→ REQUIRED ACTION
What is needed is a verbatim copy of every record below, with the pictures left out.

======== EXERCISE INPUT

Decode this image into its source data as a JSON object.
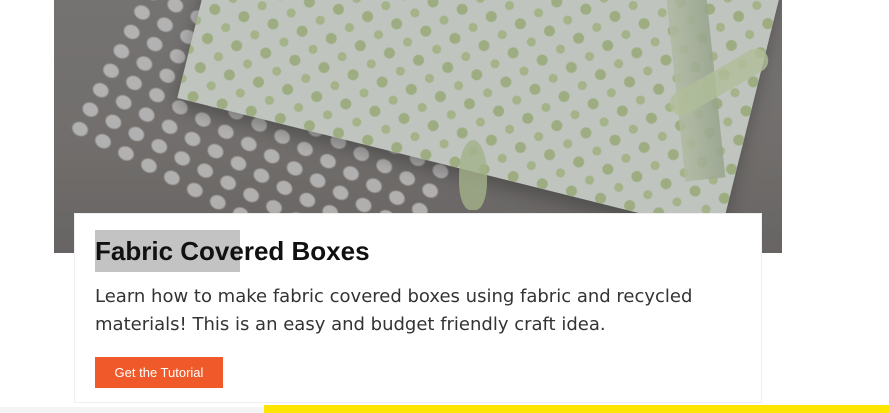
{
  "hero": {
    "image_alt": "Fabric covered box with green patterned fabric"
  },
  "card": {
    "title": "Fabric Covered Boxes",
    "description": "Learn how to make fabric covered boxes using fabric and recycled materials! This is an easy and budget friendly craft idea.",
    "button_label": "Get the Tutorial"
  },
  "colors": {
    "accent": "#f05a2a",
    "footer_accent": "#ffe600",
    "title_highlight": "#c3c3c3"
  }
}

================

→ TASK SOLUTION
Decode this image into its source data as a JSON object.
{
  "hero": {
    "image_alt": "Fabric covered box with green patterned fabric"
  },
  "card": {
    "title": "Fabric Covered Boxes",
    "description": "Learn how to make fabric covered boxes using fabric and recycled materials! This is an easy and budget friendly craft idea.",
    "button_label": "Get the Tutorial"
  },
  "colors": {
    "accent": "#f05a2a",
    "footer_accent": "#ffe600",
    "title_highlight": "#c3c3c3"
  }
}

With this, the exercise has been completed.